Exercise instructions: Going through the data, count each line that has the word "Socket". Reply with the total and nothing more.

===============

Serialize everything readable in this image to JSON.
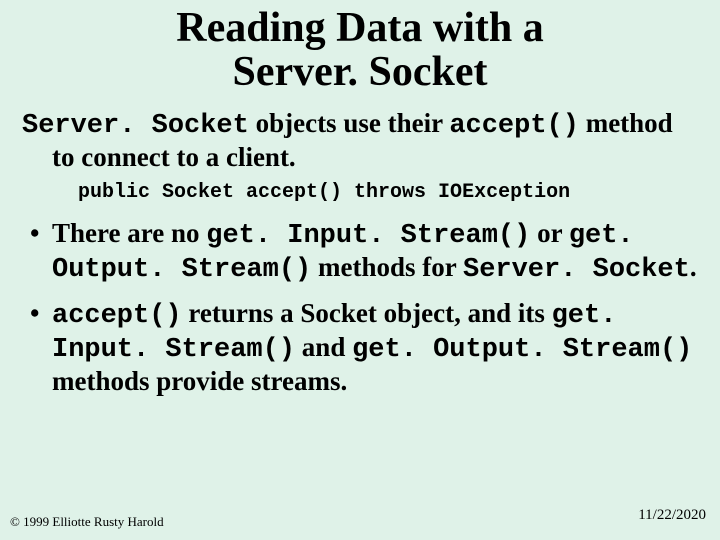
{
  "title_line1": "Reading Data with a",
  "title_line2": "Server. Socket",
  "intro": {
    "pre": "",
    "code1": "Server. Socket",
    "mid1": " objects use their ",
    "code2": "accept()",
    "post": " method to connect to a client."
  },
  "signature": "public Socket accept() throws IOException",
  "bullet1": {
    "t1": "There are no ",
    "c1": "get. Input. Stream()",
    "t2": " or ",
    "c2": "get. Output. Stream()",
    "t3": " methods for ",
    "c3": "Server. Socket",
    "t4": "."
  },
  "bullet2": {
    "c1": "accept()",
    "t1": " returns a Socket object, and its ",
    "c2": "get. Input. Stream()",
    "t2": " and ",
    "c3": "get. Output. Stream()",
    "t3": " methods provide streams."
  },
  "copyright": "© 1999 Elliotte Rusty Harold",
  "date": "11/22/2020"
}
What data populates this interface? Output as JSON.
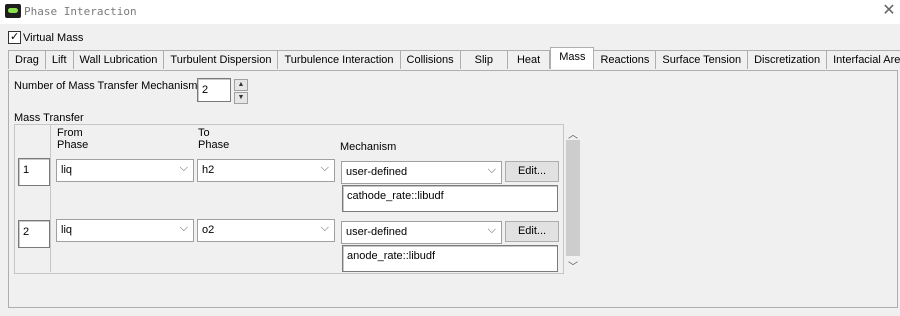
{
  "window": {
    "title": "Phase Interaction",
    "close_symbol": "✕"
  },
  "virtual_mass": {
    "label": "Virtual Mass",
    "checked": true
  },
  "tabs": [
    {
      "label": "Drag"
    },
    {
      "label": "Lift"
    },
    {
      "label": "Wall Lubrication"
    },
    {
      "label": "Turbulent Dispersion"
    },
    {
      "label": "Turbulence Interaction"
    },
    {
      "label": "Collisions"
    },
    {
      "label": "Slip"
    },
    {
      "label": "Heat"
    },
    {
      "label": "Mass",
      "active": true
    },
    {
      "label": "Reactions"
    },
    {
      "label": "Surface Tension"
    },
    {
      "label": "Discretization"
    },
    {
      "label": "Interfacial Area"
    }
  ],
  "mass": {
    "num_mechanisms_label": "Number of Mass Transfer Mechanisms",
    "num_mechanisms_value": "2",
    "group_label": "Mass Transfer",
    "headers": {
      "from_line1": "From",
      "from_line2": "Phase",
      "to_line1": "To",
      "to_line2": "Phase",
      "mechanism": "Mechanism"
    },
    "edit_label": "Edit...",
    "rows": [
      {
        "index": "1",
        "from": "liq",
        "to": "h2",
        "mechanism": "user-defined",
        "udf": "cathode_rate::libudf"
      },
      {
        "index": "2",
        "from": "liq",
        "to": "o2",
        "mechanism": "user-defined",
        "udf": "anode_rate::libudf"
      }
    ]
  }
}
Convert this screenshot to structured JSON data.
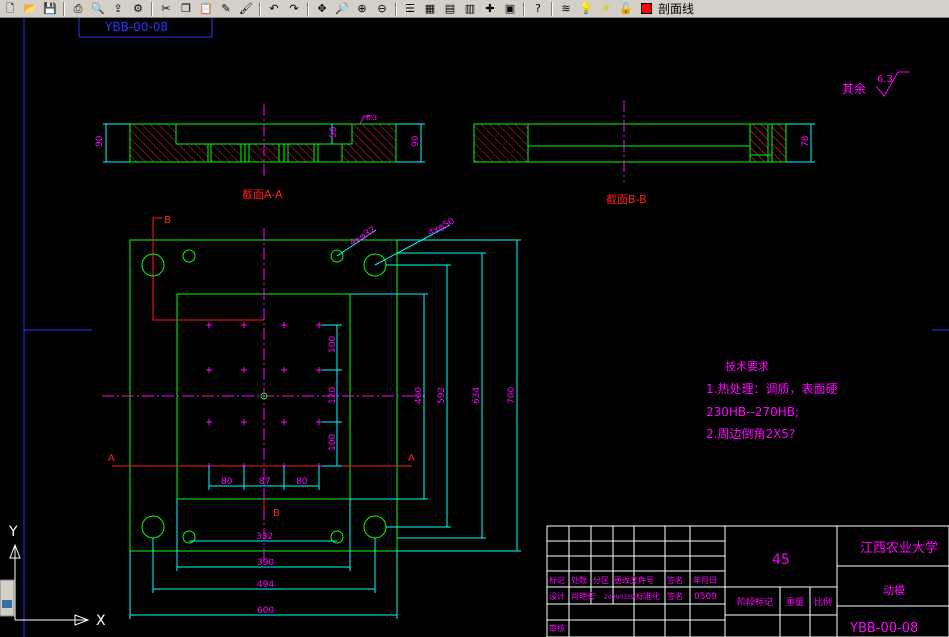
{
  "toolbar": {
    "icons": [
      "new-icon",
      "open-icon",
      "save-icon",
      "print-icon",
      "preview-icon",
      "publish-icon",
      "plot-icon",
      "cut-icon",
      "copy-icon",
      "paste-icon",
      "match-icon",
      "brush-icon",
      "undo-icon",
      "redo-icon",
      "pan-icon",
      "zoom-realtime-icon",
      "zoom-window-icon",
      "zoom-previous-icon",
      "properties-icon",
      "design-center-icon",
      "tool-palette-icon",
      "sheetset-icon",
      "markup-icon",
      "calculator-icon",
      "help-icon",
      "layer-manager-icon",
      "bulb-icon",
      "sun-icon",
      "lock-icon",
      "color-swatch-icon"
    ],
    "layer_name": "剖面线"
  },
  "drawing": {
    "top_label": "YBB-00-08",
    "section_a_title": "截面A-A",
    "section_b_title": "截面B-B",
    "roughness_rest": "其余",
    "roughness_value": "6.3",
    "surface_mark": "6.3",
    "marker_a": "A",
    "marker_b": "B",
    "dim_sec_a_left": "90",
    "dim_sec_a_inner": "50",
    "dim_sec_a_right": "90",
    "dim_sec_b_right": "78",
    "callout_small": "4xφ32",
    "callout_large": "4xφ50",
    "dim_100_a": "100",
    "dim_120": "120",
    "dim_100_b": "100",
    "dim_460": "460",
    "dim_592": "592",
    "dim_634": "634",
    "dim_700": "700",
    "dim_80_a": "80",
    "dim_87": "87",
    "dim_80_b": "80",
    "dim_332": "332",
    "dim_390": "390",
    "dim_494": "494",
    "dim_600": "600",
    "tech_title": "技术要求",
    "tech_line1": "1.热处理：调质，表面硬",
    "tech_line2": "230HB--270HB;",
    "tech_line3": "2.周边倒角2X5?"
  },
  "title_block": {
    "material": "45",
    "university": "江西农业大学",
    "part_name": "动模",
    "drawing_no": "YBB-00-08",
    "row1": [
      "标记",
      "处数",
      "分区",
      "更改文件号",
      "签名",
      "年月日"
    ],
    "row2": [
      "设计",
      "肖艳宏",
      "20090339",
      "标准化",
      "签名",
      "0509"
    ],
    "row3_label": "审核",
    "stage_label": "阶段标记",
    "weight_label": "重量",
    "scale_label": "比例"
  },
  "ucs": {
    "y_label": "Y",
    "x_label": "X"
  },
  "colors": {
    "background": "#000000",
    "outline": "#00ff00",
    "dimension": "#00ffff",
    "centerline": "#ff00ff",
    "hatch": "#ff0000",
    "text": "#ff00ff",
    "toolbar": "#d4d0c8"
  }
}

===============

Response: 5